** DATA SECTION follows **

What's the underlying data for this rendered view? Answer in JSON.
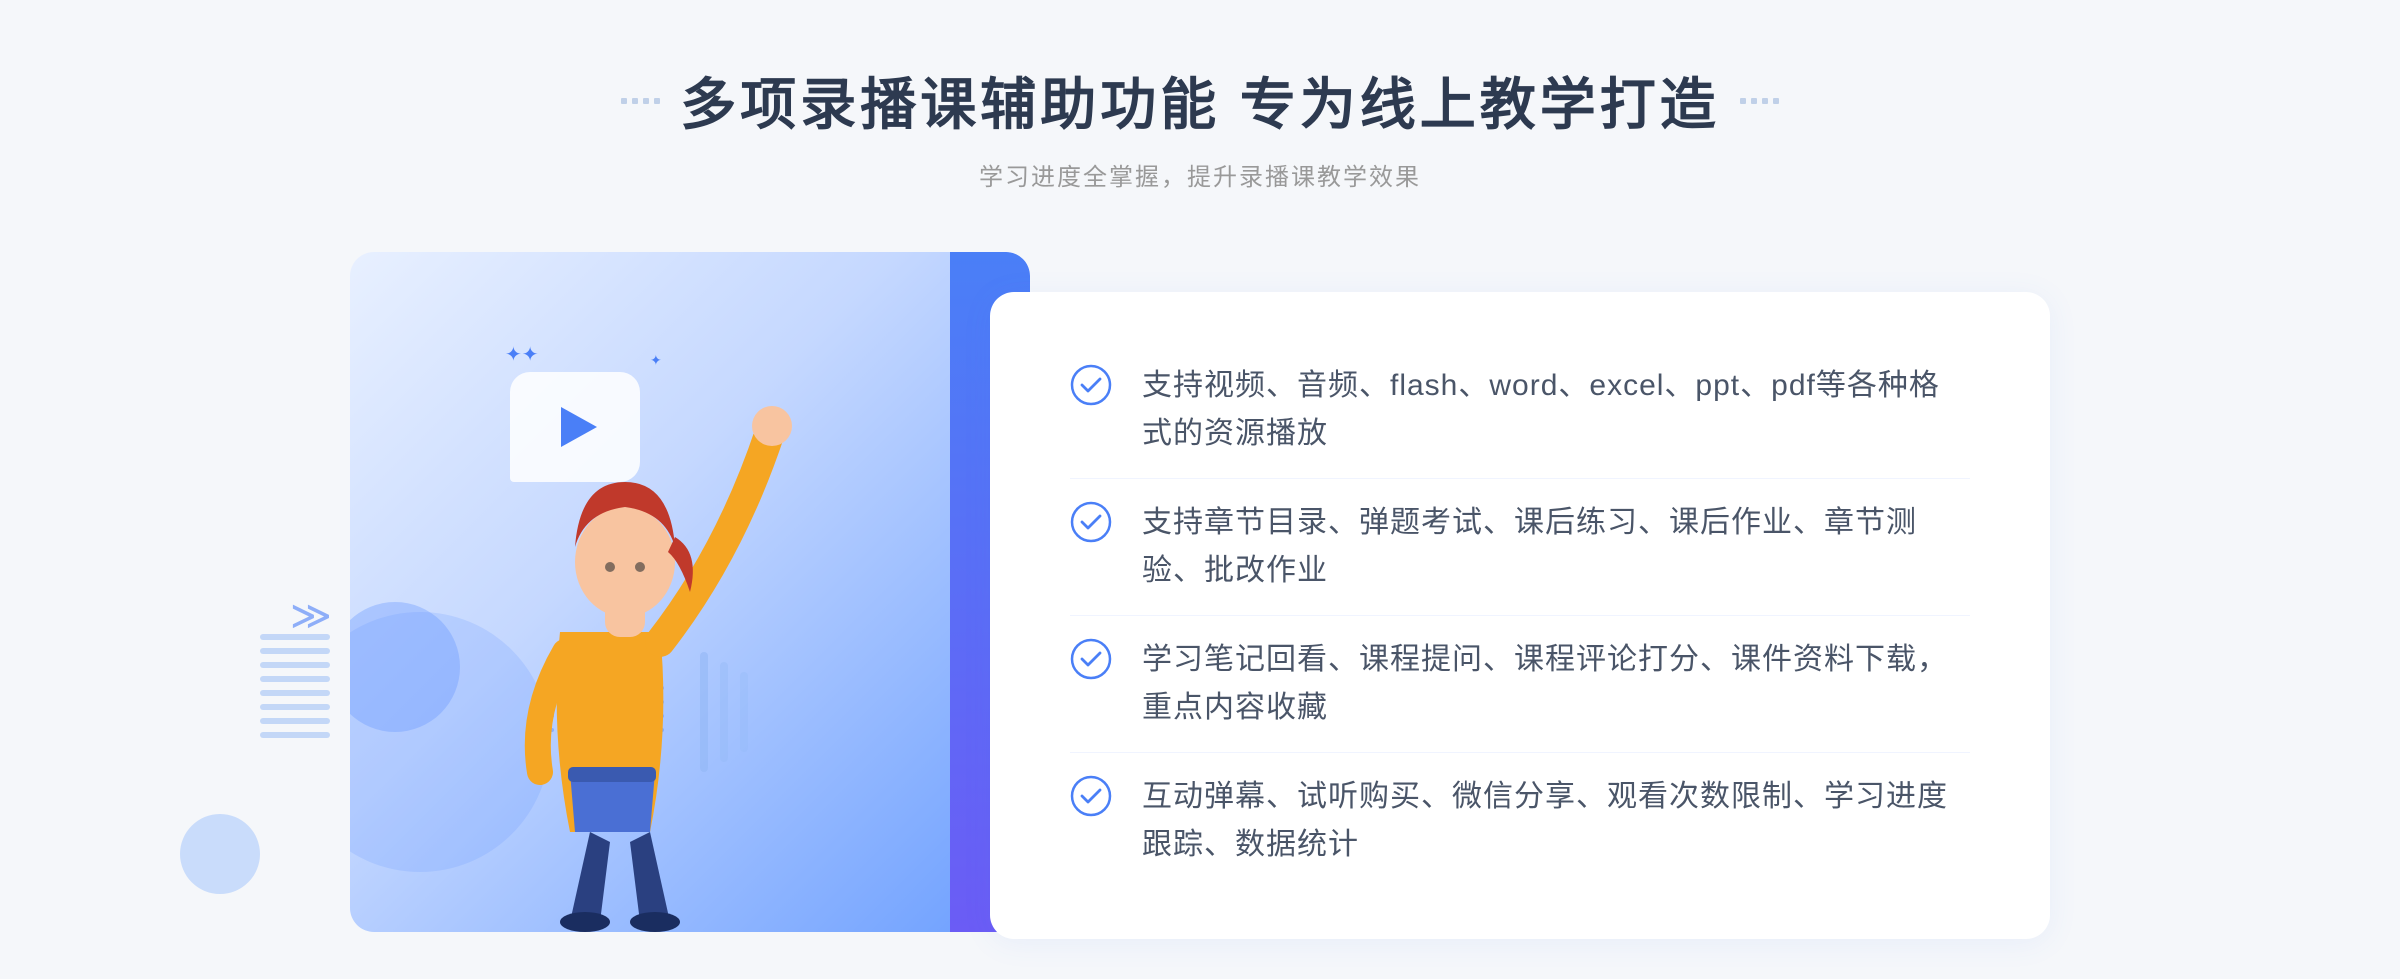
{
  "header": {
    "title": "多项录播课辅助功能 专为线上教学打造",
    "subtitle": "学习进度全掌握，提升录播课教学效果",
    "title_deco_left": "decorative dots",
    "title_deco_right": "decorative dots"
  },
  "features": [
    {
      "id": 1,
      "text": "支持视频、音频、flash、word、excel、ppt、pdf等各种格式的资源播放"
    },
    {
      "id": 2,
      "text": "支持章节目录、弹题考试、课后练习、课后作业、章节测验、批改作业"
    },
    {
      "id": 3,
      "text": "学习笔记回看、课程提问、课程评论打分、课件资料下载，重点内容收藏"
    },
    {
      "id": 4,
      "text": "互动弹幕、试听购买、微信分享、观看次数限制、学习进度跟踪、数据统计"
    }
  ],
  "colors": {
    "primary": "#4a7ff7",
    "title": "#2d3a50",
    "subtitle": "#999999",
    "feature_text": "#4a5568",
    "check": "#4a7ff7",
    "bg": "#f5f7fa"
  },
  "icons": {
    "play": "play-icon",
    "check": "check-circle-icon",
    "chevron": "chevron-right-icon"
  }
}
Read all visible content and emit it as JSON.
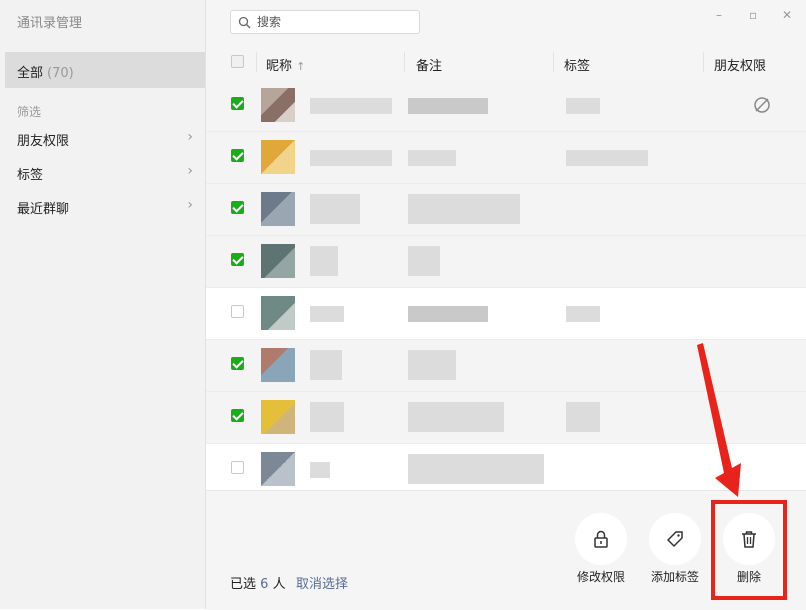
{
  "app": {
    "title": "通讯录管理"
  },
  "sidebar": {
    "all_label": "全部",
    "all_count": "(70)",
    "filter_title": "筛选",
    "items": [
      {
        "label": "朋友权限",
        "icon": "chevron-right-icon"
      },
      {
        "label": "标签",
        "icon": "chevron-right-icon"
      },
      {
        "label": "最近群聊",
        "icon": "chevron-right-icon"
      }
    ]
  },
  "search": {
    "placeholder": "搜索",
    "icon": "search-icon"
  },
  "window_controls": [
    "minimize",
    "maximize",
    "close"
  ],
  "table": {
    "columns": {
      "nickname": "昵称",
      "sort_indicator": "↑",
      "remark": "备注",
      "tag": "标签",
      "permission": "朋友权限"
    },
    "rows": [
      {
        "checked": true
      },
      {
        "checked": true
      },
      {
        "checked": true
      },
      {
        "checked": true
      },
      {
        "checked": false
      },
      {
        "checked": true
      },
      {
        "checked": true
      },
      {
        "checked": false
      }
    ]
  },
  "footer": {
    "selected_prefix": "已选",
    "selected_count": "6",
    "selected_suffix": "人",
    "cancel_selection": "取消选择",
    "actions": {
      "modify_permission": "修改权限",
      "add_tag": "添加标签",
      "delete": "删除"
    }
  },
  "colors": {
    "accent_green": "#1aad19",
    "link_blue": "#576b95",
    "annotation_red": "#e8231b"
  }
}
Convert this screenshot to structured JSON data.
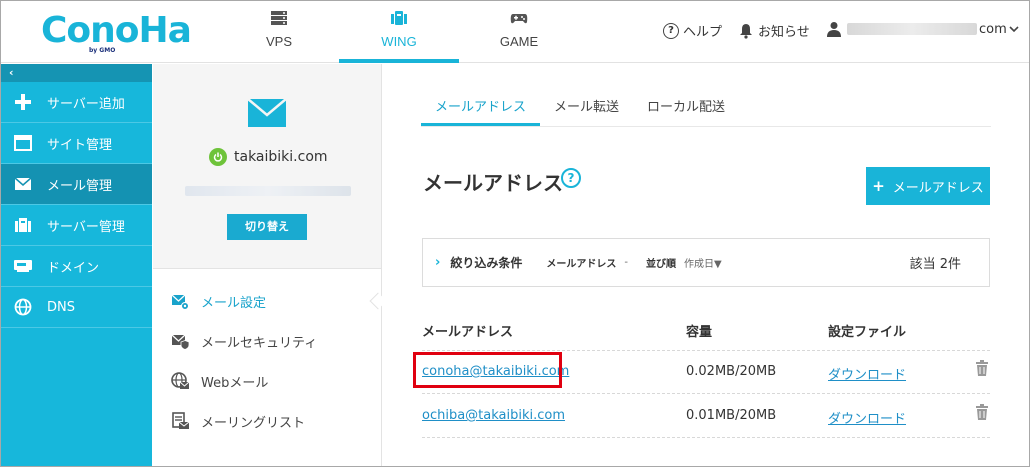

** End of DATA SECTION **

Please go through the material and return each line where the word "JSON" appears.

What's the underlying data for this rendered view? Answer in JSON.
Read all visible content and emit it as JSON.
Convert this screenshot to structured JSON data.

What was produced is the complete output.